> Your goal
Print every record below exactly as written.

> Source material
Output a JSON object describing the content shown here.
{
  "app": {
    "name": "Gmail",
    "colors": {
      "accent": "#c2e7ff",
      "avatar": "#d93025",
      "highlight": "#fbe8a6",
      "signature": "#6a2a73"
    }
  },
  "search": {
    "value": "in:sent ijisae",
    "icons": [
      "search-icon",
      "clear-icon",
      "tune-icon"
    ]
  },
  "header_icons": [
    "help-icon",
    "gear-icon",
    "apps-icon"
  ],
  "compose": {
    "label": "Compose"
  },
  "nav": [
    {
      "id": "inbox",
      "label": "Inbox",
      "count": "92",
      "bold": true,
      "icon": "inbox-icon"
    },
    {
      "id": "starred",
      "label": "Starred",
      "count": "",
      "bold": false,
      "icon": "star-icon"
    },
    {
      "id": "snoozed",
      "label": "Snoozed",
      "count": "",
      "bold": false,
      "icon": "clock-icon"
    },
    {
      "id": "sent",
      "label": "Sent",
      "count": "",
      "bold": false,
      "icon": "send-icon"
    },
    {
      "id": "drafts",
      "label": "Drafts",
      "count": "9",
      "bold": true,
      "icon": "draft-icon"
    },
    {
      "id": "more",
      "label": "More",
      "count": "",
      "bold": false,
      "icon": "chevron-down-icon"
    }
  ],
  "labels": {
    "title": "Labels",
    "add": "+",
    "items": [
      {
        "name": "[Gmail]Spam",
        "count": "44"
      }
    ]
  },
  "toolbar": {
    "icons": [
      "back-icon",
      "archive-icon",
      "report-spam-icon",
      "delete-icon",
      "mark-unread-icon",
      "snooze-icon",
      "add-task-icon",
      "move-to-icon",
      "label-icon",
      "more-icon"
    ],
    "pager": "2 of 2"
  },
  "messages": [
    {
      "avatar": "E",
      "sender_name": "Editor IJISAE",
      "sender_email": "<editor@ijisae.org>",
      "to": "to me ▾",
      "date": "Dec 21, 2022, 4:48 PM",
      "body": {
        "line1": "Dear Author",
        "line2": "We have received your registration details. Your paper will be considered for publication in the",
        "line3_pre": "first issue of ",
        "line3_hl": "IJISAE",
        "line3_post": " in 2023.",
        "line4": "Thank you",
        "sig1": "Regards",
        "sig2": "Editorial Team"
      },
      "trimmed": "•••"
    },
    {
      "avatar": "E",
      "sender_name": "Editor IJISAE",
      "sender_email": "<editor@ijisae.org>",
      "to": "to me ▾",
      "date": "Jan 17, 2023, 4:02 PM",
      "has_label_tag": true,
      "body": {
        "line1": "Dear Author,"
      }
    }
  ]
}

> Worked solution
Output a JSON object describing the content shown here.
{
  "app": {
    "name": "Gmail",
    "colors": {
      "accent": "#c2e7ff",
      "avatar": "#d93025",
      "highlight": "#fbe8a6",
      "signature": "#6a2a73"
    }
  },
  "search": {
    "value": "in:sent ijisae",
    "icons": [
      "search-icon",
      "clear-icon",
      "tune-icon"
    ]
  },
  "header_icons": [
    "help-icon",
    "gear-icon",
    "apps-icon"
  ],
  "compose": {
    "label": "Compose"
  },
  "nav": [
    {
      "id": "inbox",
      "label": "Inbox",
      "count": "92",
      "bold": true,
      "icon": "inbox-icon"
    },
    {
      "id": "starred",
      "label": "Starred",
      "count": "",
      "bold": false,
      "icon": "star-icon"
    },
    {
      "id": "snoozed",
      "label": "Snoozed",
      "count": "",
      "bold": false,
      "icon": "clock-icon"
    },
    {
      "id": "sent",
      "label": "Sent",
      "count": "",
      "bold": false,
      "icon": "send-icon"
    },
    {
      "id": "drafts",
      "label": "Drafts",
      "count": "9",
      "bold": true,
      "icon": "draft-icon"
    },
    {
      "id": "more",
      "label": "More",
      "count": "",
      "bold": false,
      "icon": "chevron-down-icon"
    }
  ],
  "labels": {
    "title": "Labels",
    "add": "+",
    "items": [
      {
        "name": "[Gmail]Spam",
        "count": "44"
      }
    ]
  },
  "toolbar": {
    "icons": [
      "back-icon",
      "archive-icon",
      "report-spam-icon",
      "delete-icon",
      "mark-unread-icon",
      "snooze-icon",
      "add-task-icon",
      "move-to-icon",
      "label-icon",
      "more-icon"
    ],
    "pager": "2 of 2"
  },
  "messages": [
    {
      "avatar": "E",
      "sender_name": "Editor IJISAE",
      "sender_email": "<editor@ijisae.org>",
      "to": "to me ▾",
      "date": "Dec 21, 2022, 4:48 PM",
      "body": {
        "line1": "Dear Author",
        "line2": "We have received your registration details. Your paper will be considered for publication in the",
        "line3_pre": "first issue of ",
        "line3_hl": "IJISAE",
        "line3_post": " in 2023.",
        "line4": "Thank you",
        "sig1": "Regards",
        "sig2": "Editorial Team"
      },
      "trimmed": "•••"
    },
    {
      "avatar": "E",
      "sender_name": "Editor IJISAE",
      "sender_email": "<editor@ijisae.org>",
      "to": "to me ▾",
      "date": "Jan 17, 2023, 4:02 PM",
      "has_label_tag": true,
      "body": {
        "line1": "Dear Author,"
      }
    }
  ]
}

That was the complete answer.